And the reason it didn’t surprise you, the reason you felt you already knew it, is because it is a specific example Goodhart’s Law.
In rough terms Goodhart’s Law states that:
If you announce a specified parameter is an organisational target, then people will ‘game’ the system until that parameter becomes meaningless.
Over at ‘Less Wrong‘ they describe the process in detail.
- ‘Managers’ want to achieve a difficult-to-specify goal G.
- They formulate G* which is not G, but until now in usual practice, G and G* are correlated.
- Subordinates are given the target G* and most people try to achieve G*. As time goes on, every means of achieving G* is sought.
- G* was formulated because it is simple and more explicit than G. Hence, the persons, processes and organizations which aim at maximising G* achieve competitive advantage over those trying to juggle both G* and G.
- Eventually the correlation between G and G* reduces and after a point, the correlation completely breaks down.
There are many examples that I could use to illustrate the point e.g. NHS target-culture, but let’s look specifically at education and emissions to see how Goodhart’s law describes the corruption of initially noble aims.
We consider that a worthy societal goal (G) is a well-educated population. But for reasons of cost and operational simplicity we substitute this with a correlated goal (G*), that students pass exams.

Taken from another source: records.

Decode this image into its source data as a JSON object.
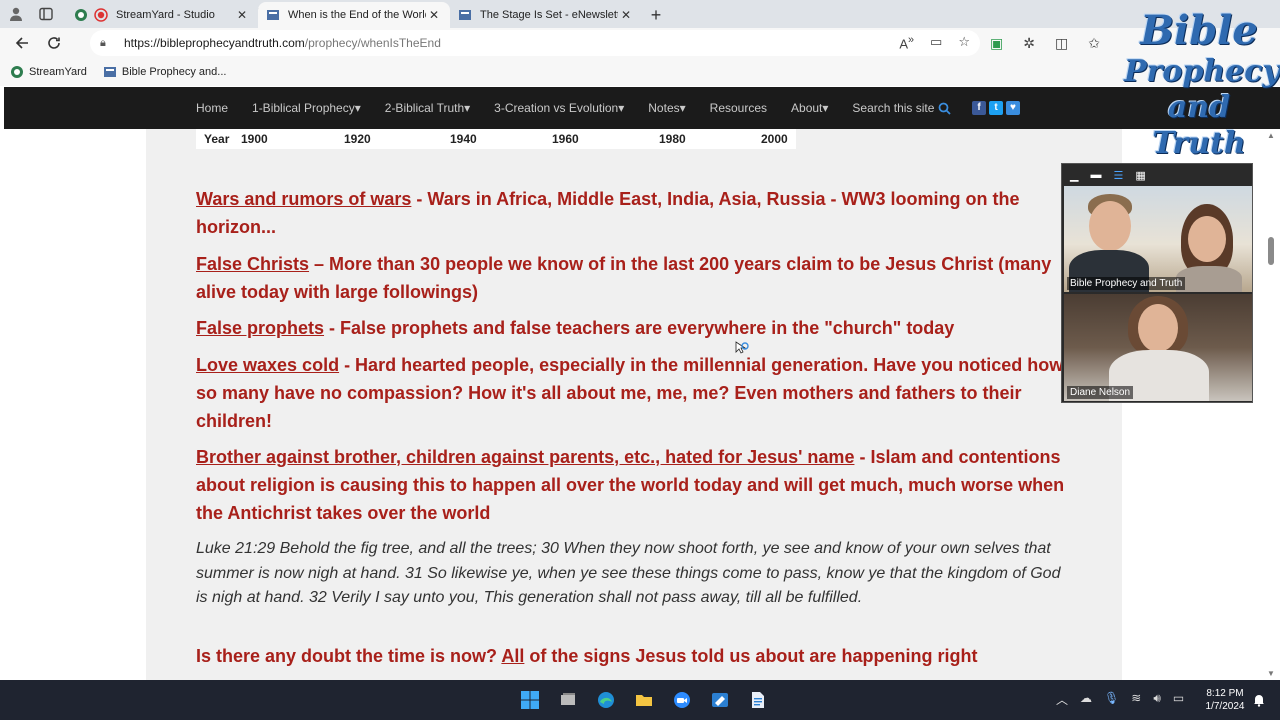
{
  "browser": {
    "tabs": [
      {
        "title": "StreamYard - Studio",
        "active": false
      },
      {
        "title": "When is the End of the World - B",
        "active": true
      },
      {
        "title": "The Stage Is Set - eNewsletter",
        "active": false
      }
    ],
    "url_host": "https://bibleprophecyandtruth.com",
    "url_path": "/prophecy/whenIsTheEnd",
    "bookmarks": [
      "StreamYard",
      "Bible Prophecy and..."
    ]
  },
  "site_nav": {
    "items": [
      "Home",
      "1-Biblical Prophecy",
      "2-Biblical Truth",
      "3-Creation vs Evolution",
      "Notes",
      "Resources",
      "About"
    ],
    "search_label": "Search this site",
    "social": [
      "f",
      "t",
      "♥"
    ]
  },
  "logo": {
    "line1": "Bible",
    "line2": "Prophecy",
    "line3": "and Truth"
  },
  "chart_strip": {
    "label": "Year",
    "years": [
      "1900",
      "1920",
      "1940",
      "1960",
      "1980",
      "2000"
    ]
  },
  "signs": [
    {
      "head": "Wars and rumors of wars",
      "text": " - Wars in Africa, Middle East, India, Asia, Russia - WW3 looming on the horizon..."
    },
    {
      "head": "False Christs",
      "text": " – More than 30 people we know of in the last 200 years claim to be Jesus Christ (many alive today with large followings)"
    },
    {
      "head": "False prophets",
      "text": " - False prophets and false teachers are everywhere in the \"church\" today"
    },
    {
      "head": "Love waxes cold",
      "text": " - Hard hearted people, especially in the millennial generation. Have you noticed how so many have no compassion? How it's all about me, me, me? Even mothers and fathers to their children!"
    },
    {
      "head": "Brother against brother, children against parents, etc., hated for Jesus' name",
      "text": " - Islam and contentions about religion is causing this to happen all over the world today and will get much, much worse when the Antichrist takes over the world"
    }
  ],
  "scripture": "Luke 21:29 Behold the fig tree, and all the trees; 30 When they now shoot forth, ye see and know of your own selves that summer is now nigh at hand. 31 So likewise ye, when ye see these things come to pass, know ye that the kingdom of God is nigh at hand. 32 Verily I say unto you, This generation shall not pass away, till all be fulfilled.",
  "closing": {
    "before": "Is there any doubt the time is now? ",
    "underlined": "All",
    "after": " of the signs Jesus told us about are happening right"
  },
  "video": {
    "cam1_label": "Bible Prophecy and Truth",
    "cam2_label": "Diane Nelson"
  },
  "taskbar": {
    "time": "8:12 PM",
    "date": "1/7/2024"
  },
  "colors": {
    "sign_red": "#a8201a",
    "nav_bg": "#1b1b1b"
  }
}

Initially teachers and schools try to bear in mind the overall goal (G), but after a while – and we are well into that ‘while’ – anyone attempting to achieve goal G in place of its proxy G* – passing exams – is seen as an organisational liability.
Eventually publishers get in on the act, buying up exam boards and lowering exam standards, maximising G*, but reducing progress towards the overall goal G, and minimising the correlation between G and G*.
Does that sound familiar?
Governments have a noble goal (G) of reducing air pollution and so demand that automobile manufacturers make cars which emit less harmful chemicals.
To be fair to all manufacturers, they specify the precise conditions under which tests are conducted and demand the results from this test (G*) meet specified standards.
The tests are designed so their results (G*) are correlated with real world performance. However the tests are necessarily simpler than reality – and can’t be overly complex otherwise the cost of measurement would be too high.
Inevitably, manufacturers make sure there cars perform well in the precise conditions of the test and tune their engines accordingly. Why would they not?
US regulations are reasonably well-devised and what VW did was (probably) illegal.
But what you have not heard is the other manufacturers stating that ‘We don’t do this’.
Why are they silent?
Managers and governments face complex, multi-dimensional problems. And I sympathise. But I do not sympathise with a response to this complexity which insists on a one-dimensional focus which ‘flattens’ reality.
The people on the ground – the teachers or engineers – still face the actual complexity, but their managers deny the existence of the other dimensions of the problem. Typically they use ‘metrics’ which are supposed to be an aid to judgement, as a substitute for judgement.
This leads to workplace stress, a ‘blame’ culture and – ultimately – failure to achieve the original organisational goals.
Goodhart’s law is widely applicable, but on reflection I think it may be merely a specific implementation of the more widely-known aphorism:
The road to Hell, is paved with good intentions.
Thanks to Andrea Sella for the original tip off.